Factory management announced a three-day plant shutdown on July 1, blaming a drop in orders but later announced that the closure was indefinite, claiming electricity had been cut to the plant.
Workers also demanded payment of outstanding bonuses and the July Eid festival holiday allowance. The workers are members of the Bangladesh Garments and Shilpa Sramik Federation and National Garment Workers' Federation.
Bangladeshi university teachers protest sackings and outstanding salaries
Teachers from several private universities in Bangladesh have protested by filing complaints to the University Grants Commission against their termination and the non-payment of salaries.
Teachers said that university authorities have taken full tuition fees from the students for online classes but only paid some employees half of their salaries during the COVID-19 lockdown in March or nothing at all. Some universities terminated teachers during the COVID-19 crisis, claiming bankruptcy due to fewer student admissions.
Tasmanian tree lopping workers locked out
Nine workers from A1 Trees Services, a tree-lopping company in Tasmania, were locked out by management on Tuesday in a dispute over their first enterprise agreement. The lockout was in response to low level work bans imposed by members of the Electrical Trades Union (ETU).

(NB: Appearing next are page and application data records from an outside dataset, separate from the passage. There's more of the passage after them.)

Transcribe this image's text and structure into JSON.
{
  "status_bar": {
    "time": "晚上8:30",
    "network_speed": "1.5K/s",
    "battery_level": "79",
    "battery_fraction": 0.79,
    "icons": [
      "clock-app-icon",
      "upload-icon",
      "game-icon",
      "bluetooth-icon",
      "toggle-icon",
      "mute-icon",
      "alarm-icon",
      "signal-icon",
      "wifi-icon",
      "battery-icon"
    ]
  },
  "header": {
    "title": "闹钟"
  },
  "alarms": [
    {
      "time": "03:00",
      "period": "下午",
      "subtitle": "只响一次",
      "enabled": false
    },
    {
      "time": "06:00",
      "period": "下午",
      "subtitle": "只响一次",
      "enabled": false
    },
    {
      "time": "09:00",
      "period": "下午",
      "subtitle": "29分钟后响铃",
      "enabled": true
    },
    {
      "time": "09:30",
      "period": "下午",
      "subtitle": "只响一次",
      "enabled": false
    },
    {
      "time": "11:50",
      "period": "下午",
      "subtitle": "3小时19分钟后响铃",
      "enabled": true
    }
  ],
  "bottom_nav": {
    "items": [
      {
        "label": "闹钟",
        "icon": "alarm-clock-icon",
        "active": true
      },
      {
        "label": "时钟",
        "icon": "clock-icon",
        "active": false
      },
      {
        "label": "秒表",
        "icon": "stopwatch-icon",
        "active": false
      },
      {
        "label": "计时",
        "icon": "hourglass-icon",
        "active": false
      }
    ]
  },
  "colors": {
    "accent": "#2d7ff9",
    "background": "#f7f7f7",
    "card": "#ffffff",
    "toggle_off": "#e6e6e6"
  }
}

Police were called to the workers’ picket line outside the company’s depot in Devonport on Wednesday morning after the company owner drove his vehicle into the picket, injuring two workers and hospitalising one of them.

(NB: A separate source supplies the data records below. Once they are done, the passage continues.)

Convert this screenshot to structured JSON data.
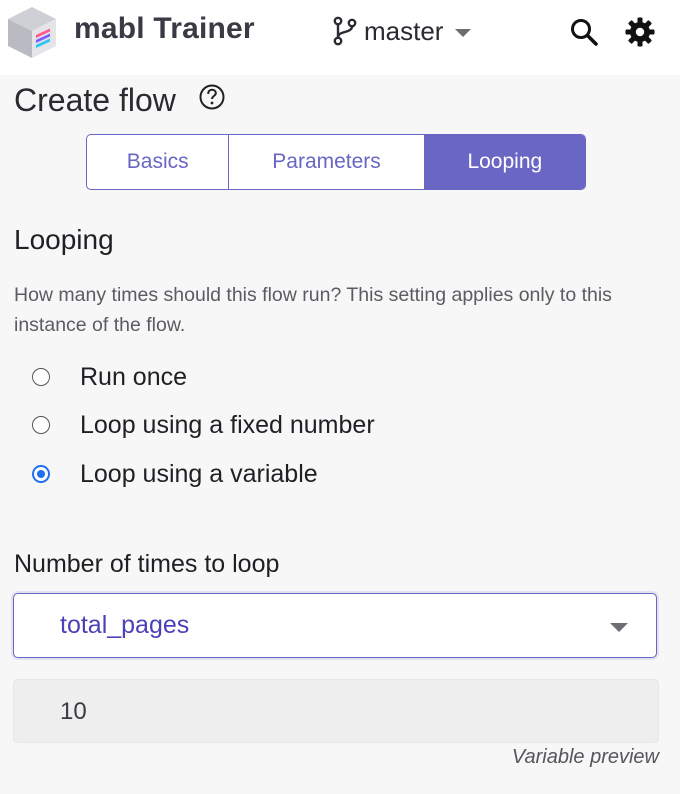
{
  "header": {
    "app_name": "mabl Trainer",
    "branch": "master",
    "icons": [
      "mabl-logo-icon",
      "git-branch-icon",
      "chevron-down-icon",
      "search-icon",
      "gear-icon"
    ]
  },
  "page": {
    "title": "Create flow",
    "help_icon": "help-circle-icon"
  },
  "tabs": [
    {
      "label": "Basics",
      "active": false
    },
    {
      "label": "Parameters",
      "active": false
    },
    {
      "label": "Looping",
      "active": true
    }
  ],
  "looping": {
    "title": "Looping",
    "description": "How many times should this flow run? This setting applies only to this instance of the flow.",
    "options": [
      {
        "label": "Run once",
        "checked": false
      },
      {
        "label": "Loop using a fixed number",
        "checked": false
      },
      {
        "label": "Loop using a variable",
        "checked": true
      }
    ]
  },
  "loop_count": {
    "label": "Number of times to loop",
    "selected_variable": "total_pages",
    "preview_value": "10",
    "preview_caption": "Variable preview"
  },
  "colors": {
    "accent": "#6a66c4",
    "radio_checked": "#1f6ff0",
    "background": "#f7f7f8"
  }
}
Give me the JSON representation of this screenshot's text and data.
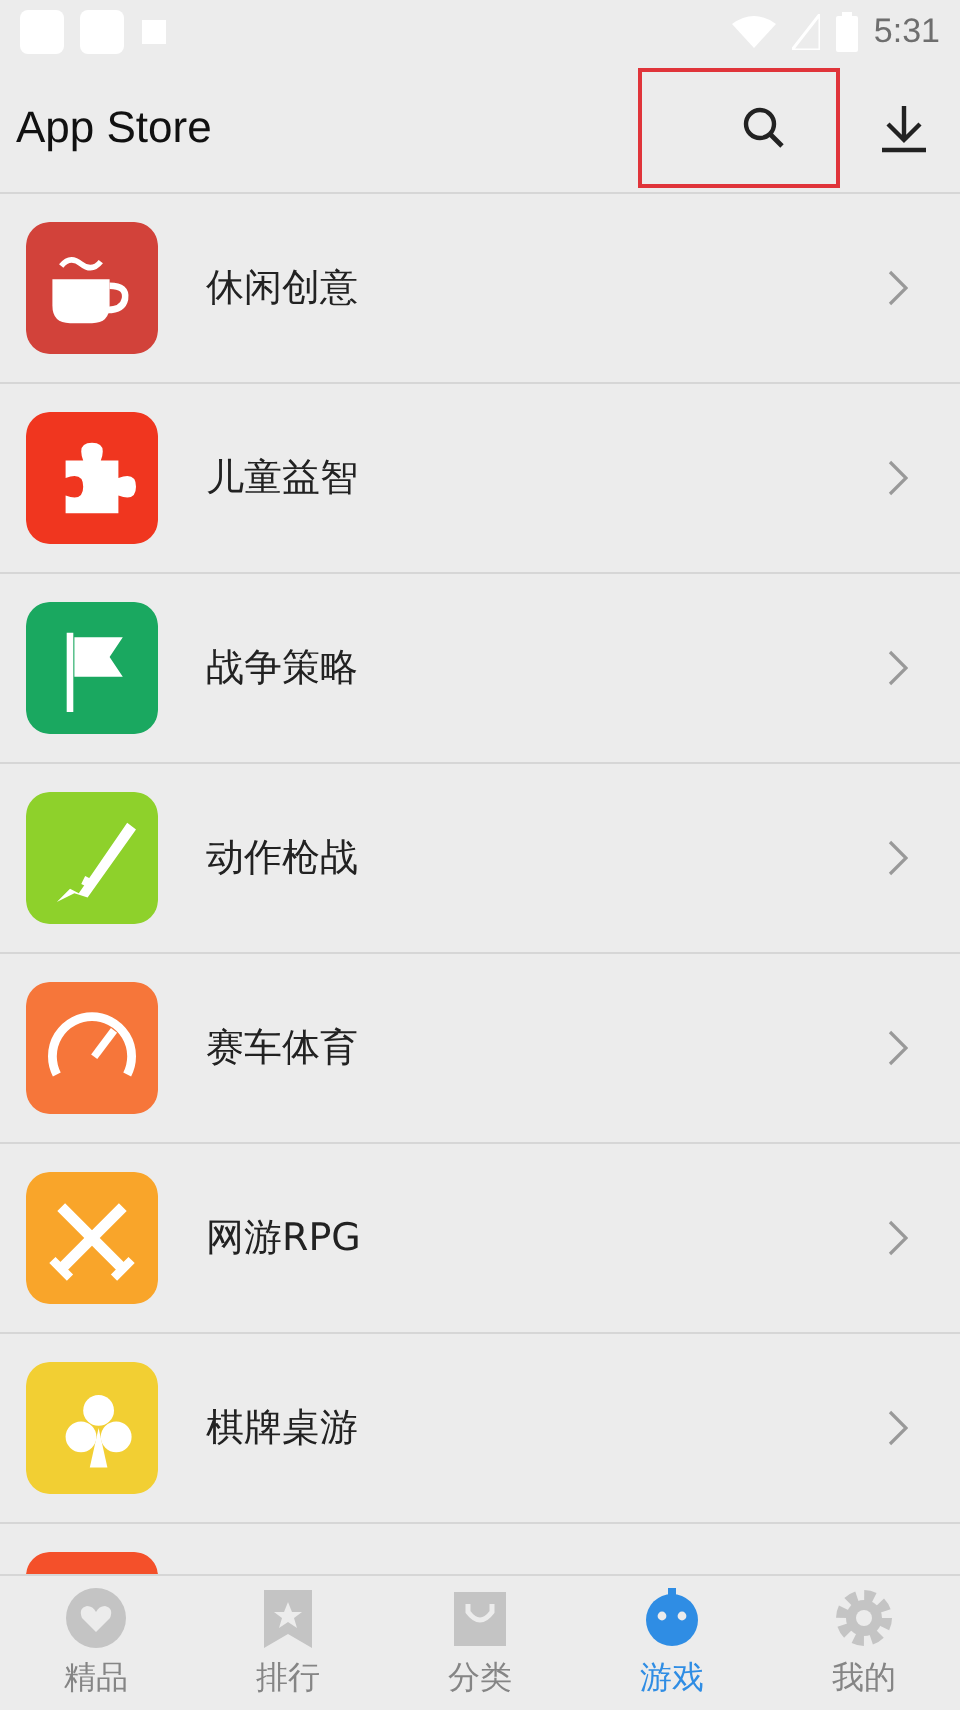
{
  "status_bar": {
    "time": "5:31"
  },
  "header": {
    "title": "App Store",
    "search": {
      "highlighted": true
    }
  },
  "categories": [
    {
      "label": "休闲创意",
      "color": "#d2423a"
    },
    {
      "label": "儿童益智",
      "color": "#f0361f"
    },
    {
      "label": "战争策略",
      "color": "#1aa860"
    },
    {
      "label": "动作枪战",
      "color": "#8ed12b"
    },
    {
      "label": "赛车体育",
      "color": "#f6763a"
    },
    {
      "label": "网游RPG",
      "color": "#f9a52a"
    },
    {
      "label": "棋牌桌游",
      "color": "#f2cf33"
    },
    {
      "color": "#f4502a"
    }
  ],
  "tab_bar": [
    {
      "label": "精品",
      "selected": false
    },
    {
      "label": "排行",
      "selected": false
    },
    {
      "label": "分类",
      "selected": false
    },
    {
      "label": "游戏",
      "selected": true
    },
    {
      "label": "我的",
      "selected": false
    }
  ]
}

According to a union spokesman, the workers are only paid a flat rate below the minimum award rate with no benefits or penalty pay. He alleged that the workers were owed hundreds of dollars due to underpayment of wages. The workers want pay parity and entitlements with other workers in the industry and compensation for past wage underpayments.
Chemical Warehouse distribution workers refuse to enter Melbourne facility because of COVID-19 infections

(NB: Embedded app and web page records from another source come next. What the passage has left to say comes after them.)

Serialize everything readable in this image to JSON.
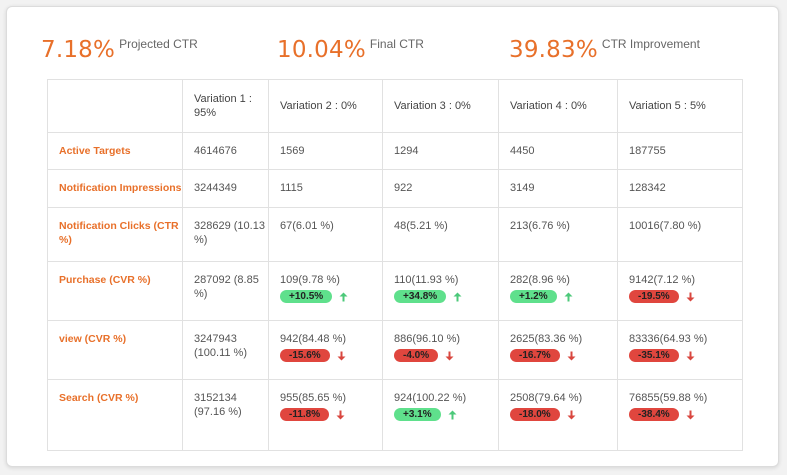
{
  "metrics": [
    {
      "value": "7.18%",
      "label": "Projected CTR"
    },
    {
      "value": "10.04%",
      "label": "Final CTR"
    },
    {
      "value": "39.83%",
      "label": "CTR Improvement"
    }
  ],
  "table": {
    "headers": [
      "",
      "Variation 1 : 95%",
      "Variation 2 : 0%",
      "Variation 3 : 0%",
      "Variation 4 : 0%",
      "Variation 5 : 5%"
    ],
    "rows": [
      {
        "label": "Active Targets",
        "cells": [
          {
            "text": "4614676"
          },
          {
            "text": "1569"
          },
          {
            "text": "1294"
          },
          {
            "text": "4450"
          },
          {
            "text": "187755"
          }
        ]
      },
      {
        "label": "Notification Impressions",
        "cells": [
          {
            "text": "3244349"
          },
          {
            "text": "1115"
          },
          {
            "text": "922"
          },
          {
            "text": "3149"
          },
          {
            "text": "128342"
          }
        ]
      },
      {
        "label": "Notification Clicks (CTR %)",
        "cells": [
          {
            "text": "328629 (10.13 %)"
          },
          {
            "text": "67(6.01 %)"
          },
          {
            "text": "48(5.21 %)"
          },
          {
            "text": "213(6.76 %)"
          },
          {
            "text": "10016(7.80 %)"
          }
        ]
      },
      {
        "label": "Purchase (CVR %)",
        "cells": [
          {
            "text": "287092 (8.85 %)"
          },
          {
            "text": "109(9.78 %)",
            "change": "+10.5%",
            "dir": "up"
          },
          {
            "text": "110(11.93 %)",
            "change": "+34.8%",
            "dir": "up"
          },
          {
            "text": "282(8.96 %)",
            "change": "+1.2%",
            "dir": "up"
          },
          {
            "text": "9142(7.12 %)",
            "change": "-19.5%",
            "dir": "down"
          }
        ]
      },
      {
        "label": "view (CVR %)",
        "cells": [
          {
            "text": "3247943 (100.11 %)"
          },
          {
            "text": "942(84.48 %)",
            "change": "-15.6%",
            "dir": "down"
          },
          {
            "text": "886(96.10 %)",
            "change": "-4.0%",
            "dir": "down"
          },
          {
            "text": "2625(83.36 %)",
            "change": "-16.7%",
            "dir": "down"
          },
          {
            "text": "83336(64.93 %)",
            "change": "-35.1%",
            "dir": "down"
          }
        ]
      },
      {
        "label": "Search (CVR %)",
        "cells": [
          {
            "text": "3152134 (97.16 %)"
          },
          {
            "text": "955(85.65 %)",
            "change": "-11.8%",
            "dir": "down"
          },
          {
            "text": "924(100.22 %)",
            "change": "+3.1%",
            "dir": "up"
          },
          {
            "text": "2508(79.64 %)",
            "change": "-18.0%",
            "dir": "down"
          },
          {
            "text": "76855(59.88 %)",
            "change": "-38.4%",
            "dir": "down"
          }
        ]
      }
    ]
  },
  "colors": {
    "accent": "#e8702a",
    "up": "#5fe08c",
    "down": "#e0463e",
    "upArrow": "#4cc97a",
    "downArrow": "#d9473f"
  },
  "icons": {
    "up": "arrow-up-icon",
    "down": "arrow-down-icon"
  }
}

Chemist Warehouse Distribution Centre workers in Somerton, Melbourne refused to enter the premises on July 10 after learning that a colleague had tested positive to COVID-19. According to the United Workers Union (UWU) the infected worker and five others have gone into isolation, despite the possibility that up to 100 staff who worked the same shift could have come in contact with the confirmed case.
While Chemist Warehouse management has demanded work should continue as normal, workers insisted that the facility must be closed for cleaning. Management has also declared that employees who refuse to work use their own entitlements, forcing casual employees and others with limited entitlements to choose between financially supporting their family or putting their health at risk.
The union has demanded that all workers at the site be placed on pandemic leave until they have been able to obtain a negative COVID test and that the facility be closed for 72 hours to allow for a deep clean. Although the issue is a workplace occupational health and safety concern the union has not called any industrial action despite complaining that the company has provided little details of the thoroughness of the cleaning process.